Occupational licensing is supposed to protect the public from unsafe and untrained operators, but in many professions, it is unnecessary and costly. A prime example of overreach is the licensing and training requirements for hair braiders. Hair braiding is a common service in the African-American community, but in some states, braiders must complete at least 300 hours of training, or have three years of experience and complete 150 hours of training, similar to requirements of cosmetologists. However, hair braiding does not involve handing potentially dangerous chemicals used on hair, so the thousands of dollars hair braiders must spend on licensing for the health and safety of the public makes no sense — and deters the entrepreneurial spirit.
When comparing lifetime benefits, the rate of return on Social Security is lower for blacks than for whites due to their shorter life expectancy. Among 20-year-old white men, almost 84 percent are expected to reach the normal retirement age. By contrast, fewer than 64 percent of 20-year-old black men are expected to live that long. Thus, although he pays the same payroll tax rate while he is working, the average 20-year-old black male can expect to draw fewer monthly retirement benefit checks. This is personal for me (Allen West), as my own dad and mom passed at the respective ages of 66 and 63 from stroke and liver cancer.
The structure of welfare benefits encourages single parenthood and family breakups, which exacerbates poverty. The poverty rate for female-headed households with children is 44.5 percent, compared to 7.8 percent for married couples with children. The poverty rate for married black Americans is only 11.4 percent, while the rate for black female-headed households is 53.9 percent.
Most welfare benefits are restricted to families with children. Thus, having a baby offers a gateway to a generous package of government benefits. However, if the mother marries a man who earns a significant income, the benefits are lost.
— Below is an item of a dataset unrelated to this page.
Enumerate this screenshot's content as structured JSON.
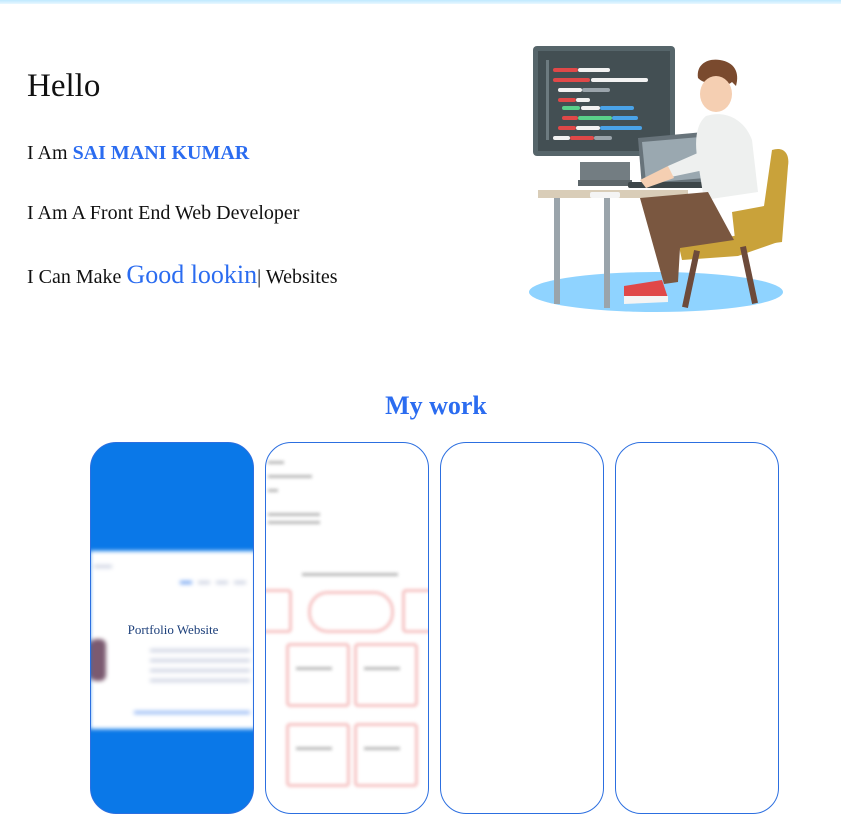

Indeed, if the mother marries a man who is not working, but the government requires him to take available work before benefits are paid, then the benefits will be lost in any event, whether he refuses to work, or if he works and earns an income that eliminates them. Government is effectively paying women to have children out of wedlock, resulting in a 72 percent out-of-wedlock birthrate in the black community. This is devastating and demeaning to the African-American community that was once the model of strong families.
I (Allen West) grew up in the inner-city Old Fourth Ward neighborhood of Atlanta. As a kid walking down Auburn Avenue to the historic Butler Street YMCA, I saw black businesses, churches, and doctors’ and lawyers’ offices — a panoply of role models. It has been 50 years since the advent of the Great Society anti-poverty programs. Clearly, they don’t work.
• Allen West, a former Republican member of the U.S. House of Representatives from Florida, is a retired lieutenant colonel in the U.S. Army. He is president and CEO of the National Center for Policy Analysis in Dallas, where Pamela Villarreal is a senior fellow.